Often with passing drills it is good to have a passive defender that just forces the player receiving the ball to take their 1st touch away from pressure and into free space.
Having a plan
Every soccer session should have a plan and a theme. you might be focusing on soccer dribbling drills or passing drills. In any case have a soccer practice plan that incorporates what you want to teach the players.Soccer coaches should try and ensure that each soccer practice plan contains a number of progressive drills and small sided games.
All of which should be have a common theme, so a soccer practice plan should consists of
Soccer Warm Up (often a passing drill)
The warm up should included elements of the theme for the soccer session and also include dynamic stretching.
At the start of the warm up drill, as players are running from one station to the next, simply get them to do dynamic stretching whilst the jog to the next position and wait for the ball.
There is a generic warm up drill that can be used for 1v1, passing and receiving, 1st touch and running with the ball that ensures players awareness, decision and skill execution are all used and challenged.
Often soccer passing drills are used in the warm up that increase in tempo and complexity as the warm up progresses.
A drill that is conditioned to perfect a skill under no pressure, limited pressure and full pressure.
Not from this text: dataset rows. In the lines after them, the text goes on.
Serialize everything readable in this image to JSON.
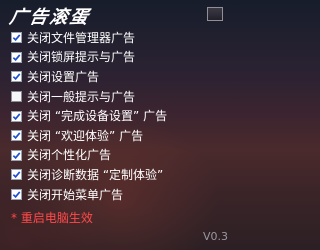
{
  "window": {
    "title": "广告滚蛋",
    "close_icon": "close-icon",
    "version": "V0.3"
  },
  "options": [
    {
      "label": "关闭文件管理器广告",
      "checked": true
    },
    {
      "label": "关闭锁屏提示与广告",
      "checked": true
    },
    {
      "label": "关闭设置广告",
      "checked": true
    },
    {
      "label": "关闭一般提示与广告",
      "checked": false
    },
    {
      "label": "关闭 “完成设备设置” 广告",
      "checked": true
    },
    {
      "label": "关闭 “欢迎体验” 广告",
      "checked": true
    },
    {
      "label": "关闭个性化广告",
      "checked": true
    },
    {
      "label": "关闭诊断数据 “定制体验”",
      "checked": true
    },
    {
      "label": "关闭开始菜单广告",
      "checked": true
    }
  ],
  "note": "* 重启电脑生效",
  "colors": {
    "note": "#ff4a4a",
    "check": "#1f4fd1",
    "version": "#9a97a0"
  }
}
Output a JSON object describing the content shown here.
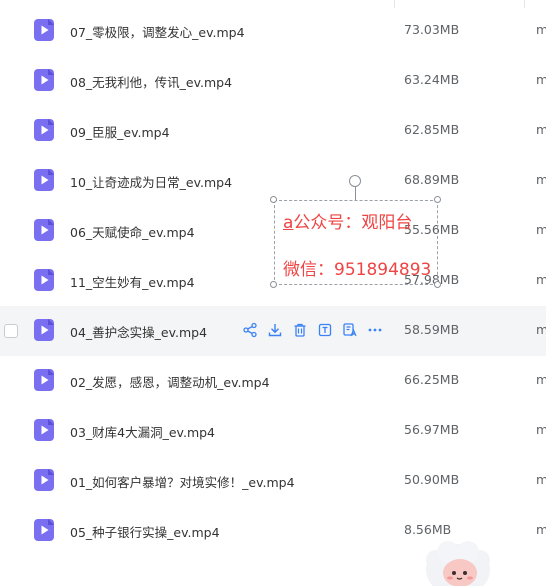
{
  "files": [
    {
      "name": "07_零极限，调整发心_ev.mp4",
      "size": "73.03MB",
      "modified": "m"
    },
    {
      "name": "08_无我利他，传讯_ev.mp4",
      "size": "63.24MB",
      "modified": "m"
    },
    {
      "name": "09_臣服_ev.mp4",
      "size": "62.85MB",
      "modified": "m"
    },
    {
      "name": "10_让奇迹成为日常_ev.mp4",
      "size": "68.89MB",
      "modified": "m"
    },
    {
      "name": "06_天赋使命_ev.mp4",
      "size": "55.56MB",
      "modified": "m"
    },
    {
      "name": "11_空生妙有_ev.mp4",
      "size": "57.98MB",
      "modified": "m"
    },
    {
      "name": "04_善护念实操_ev.mp4",
      "size": "58.59MB",
      "modified": "m"
    },
    {
      "name": "02_发愿，感恩，调整动机_ev.mp4",
      "size": "66.25MB",
      "modified": "m"
    },
    {
      "name": "03_财库4大漏洞_ev.mp4",
      "size": "56.97MB",
      "modified": "m"
    },
    {
      "name": "01_如何客户暴增？对境实修！_ev.mp4",
      "size": "50.90MB",
      "modified": "m"
    },
    {
      "name": "05_种子银行实操_ev.mp4",
      "size": "8.56MB",
      "modified": "m"
    }
  ],
  "row_actions": [
    "share-icon",
    "download-icon",
    "delete-icon",
    "extract-text-icon",
    "translate-icon",
    "more-icon"
  ],
  "watermark": {
    "line1_prefix": "a",
    "line1_rest": "公众号：观阳台",
    "line2": "微信：951894893"
  },
  "colors": {
    "file_icon": "#7a6ff0",
    "action_icon": "#3b82f6",
    "watermark": "#ef4444",
    "hover_row": "#f4f5f7"
  }
}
In other words players will need to be aware, decide and execute the skill or technique as described above.
Small Sided Game
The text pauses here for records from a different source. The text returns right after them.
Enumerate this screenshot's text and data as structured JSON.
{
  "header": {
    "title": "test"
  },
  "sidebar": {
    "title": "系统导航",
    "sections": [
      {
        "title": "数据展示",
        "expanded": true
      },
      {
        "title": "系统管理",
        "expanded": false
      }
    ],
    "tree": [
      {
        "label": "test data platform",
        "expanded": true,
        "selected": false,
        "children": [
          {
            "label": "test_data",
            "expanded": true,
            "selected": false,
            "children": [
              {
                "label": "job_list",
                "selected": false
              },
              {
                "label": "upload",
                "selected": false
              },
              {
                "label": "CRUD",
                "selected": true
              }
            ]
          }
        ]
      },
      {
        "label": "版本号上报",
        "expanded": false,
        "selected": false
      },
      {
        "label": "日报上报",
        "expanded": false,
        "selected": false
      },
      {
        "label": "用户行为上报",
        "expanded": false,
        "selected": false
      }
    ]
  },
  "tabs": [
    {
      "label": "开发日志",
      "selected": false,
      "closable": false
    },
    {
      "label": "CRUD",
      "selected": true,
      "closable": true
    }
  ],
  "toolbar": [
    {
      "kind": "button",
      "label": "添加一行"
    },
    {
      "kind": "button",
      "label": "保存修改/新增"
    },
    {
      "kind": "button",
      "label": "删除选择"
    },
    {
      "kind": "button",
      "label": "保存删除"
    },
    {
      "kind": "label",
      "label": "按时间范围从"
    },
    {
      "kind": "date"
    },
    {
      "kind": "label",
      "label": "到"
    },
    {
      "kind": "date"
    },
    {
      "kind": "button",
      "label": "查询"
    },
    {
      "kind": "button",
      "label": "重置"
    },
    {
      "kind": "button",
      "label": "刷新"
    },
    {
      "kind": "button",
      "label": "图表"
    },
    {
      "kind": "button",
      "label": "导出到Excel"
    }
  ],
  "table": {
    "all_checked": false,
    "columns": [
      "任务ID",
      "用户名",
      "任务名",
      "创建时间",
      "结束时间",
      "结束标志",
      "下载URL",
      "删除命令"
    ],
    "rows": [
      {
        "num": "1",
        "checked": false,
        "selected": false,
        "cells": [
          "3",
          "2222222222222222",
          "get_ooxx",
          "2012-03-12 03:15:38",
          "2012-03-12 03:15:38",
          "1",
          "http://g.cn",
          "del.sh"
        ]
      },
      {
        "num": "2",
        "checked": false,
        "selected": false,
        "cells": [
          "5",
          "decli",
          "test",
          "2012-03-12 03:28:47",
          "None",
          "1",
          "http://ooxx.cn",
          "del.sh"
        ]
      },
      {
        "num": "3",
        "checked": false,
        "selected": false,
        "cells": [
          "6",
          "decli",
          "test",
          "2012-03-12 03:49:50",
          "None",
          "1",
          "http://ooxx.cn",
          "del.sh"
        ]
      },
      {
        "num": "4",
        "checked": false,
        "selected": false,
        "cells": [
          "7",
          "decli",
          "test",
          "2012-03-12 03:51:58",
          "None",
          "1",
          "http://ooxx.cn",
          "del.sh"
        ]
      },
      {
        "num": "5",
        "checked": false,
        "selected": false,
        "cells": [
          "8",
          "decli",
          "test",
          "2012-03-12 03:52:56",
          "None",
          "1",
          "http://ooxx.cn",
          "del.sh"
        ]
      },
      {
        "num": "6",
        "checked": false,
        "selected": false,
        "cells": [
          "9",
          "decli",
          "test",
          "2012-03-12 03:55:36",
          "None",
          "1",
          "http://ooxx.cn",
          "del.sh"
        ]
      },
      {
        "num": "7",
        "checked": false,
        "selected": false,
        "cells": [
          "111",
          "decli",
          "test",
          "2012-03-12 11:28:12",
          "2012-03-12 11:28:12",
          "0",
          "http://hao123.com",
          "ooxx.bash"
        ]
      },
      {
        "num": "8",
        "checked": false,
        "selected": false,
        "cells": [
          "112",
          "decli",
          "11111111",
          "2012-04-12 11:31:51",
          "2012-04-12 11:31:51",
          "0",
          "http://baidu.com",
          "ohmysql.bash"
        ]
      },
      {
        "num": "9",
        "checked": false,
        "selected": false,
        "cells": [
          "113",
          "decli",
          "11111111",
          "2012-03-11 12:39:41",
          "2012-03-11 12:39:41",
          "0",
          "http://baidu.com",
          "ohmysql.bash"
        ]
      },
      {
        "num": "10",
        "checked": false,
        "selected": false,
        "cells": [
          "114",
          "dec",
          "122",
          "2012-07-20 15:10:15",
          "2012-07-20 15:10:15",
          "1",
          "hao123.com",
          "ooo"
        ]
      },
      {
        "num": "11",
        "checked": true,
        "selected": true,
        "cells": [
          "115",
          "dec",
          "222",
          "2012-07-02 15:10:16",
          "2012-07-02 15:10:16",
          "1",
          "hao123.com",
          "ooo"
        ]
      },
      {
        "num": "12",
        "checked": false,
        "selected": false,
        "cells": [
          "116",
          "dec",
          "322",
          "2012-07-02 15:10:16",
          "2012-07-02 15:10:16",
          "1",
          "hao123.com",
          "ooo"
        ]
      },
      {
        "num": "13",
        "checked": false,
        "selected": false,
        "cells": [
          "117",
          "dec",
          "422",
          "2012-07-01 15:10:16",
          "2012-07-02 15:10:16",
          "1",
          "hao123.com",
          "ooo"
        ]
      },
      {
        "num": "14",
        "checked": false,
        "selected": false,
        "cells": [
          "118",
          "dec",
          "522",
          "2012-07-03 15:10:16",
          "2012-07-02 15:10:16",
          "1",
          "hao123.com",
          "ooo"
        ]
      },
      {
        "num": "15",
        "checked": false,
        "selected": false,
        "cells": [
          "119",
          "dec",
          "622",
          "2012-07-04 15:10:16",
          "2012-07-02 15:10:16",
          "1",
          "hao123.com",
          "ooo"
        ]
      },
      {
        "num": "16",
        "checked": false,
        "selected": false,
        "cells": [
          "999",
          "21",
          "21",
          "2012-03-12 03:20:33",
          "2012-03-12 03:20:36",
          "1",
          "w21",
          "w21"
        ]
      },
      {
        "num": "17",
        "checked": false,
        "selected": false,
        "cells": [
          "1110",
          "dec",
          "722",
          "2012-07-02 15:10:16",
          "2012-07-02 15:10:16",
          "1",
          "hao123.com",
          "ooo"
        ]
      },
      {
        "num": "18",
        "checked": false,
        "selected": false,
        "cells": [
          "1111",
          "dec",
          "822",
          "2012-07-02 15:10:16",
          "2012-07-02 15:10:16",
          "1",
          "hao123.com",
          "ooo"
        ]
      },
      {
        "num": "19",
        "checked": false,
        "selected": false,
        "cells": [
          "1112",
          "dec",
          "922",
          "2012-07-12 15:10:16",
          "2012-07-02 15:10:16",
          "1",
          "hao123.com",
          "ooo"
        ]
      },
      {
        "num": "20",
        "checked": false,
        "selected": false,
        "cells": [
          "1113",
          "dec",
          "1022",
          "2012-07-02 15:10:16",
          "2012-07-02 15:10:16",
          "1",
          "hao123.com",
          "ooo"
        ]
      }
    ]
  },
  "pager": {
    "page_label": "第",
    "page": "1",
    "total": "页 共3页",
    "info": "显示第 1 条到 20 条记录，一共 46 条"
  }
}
A conditioned game that encourages the theme of the practice. eg for a session where the theme is finishing, the condition might be “to score must be one touch finish after a wall pass”
With each of the components of the soccer practice, the coach should be able to adjust the conditions to make it harder or easier, to challenge the players more. This can be done by setting limits.
e.g. when you gain possession of the ball, you must have an attempt on goal in 10 seconds or before you have a shot on goal, your team must complete 5 passes. A simple of the adjustment can make the drill or small sided game easier or harder.
This website will include a number of drills for you to use, and all of them will have been tried and tested, so you can be sure that they work. If you are looking for a soccer club in Melbourne, then go to Eastern Lions Soccer Club, Melbourne, Australia
Good luck with your soccer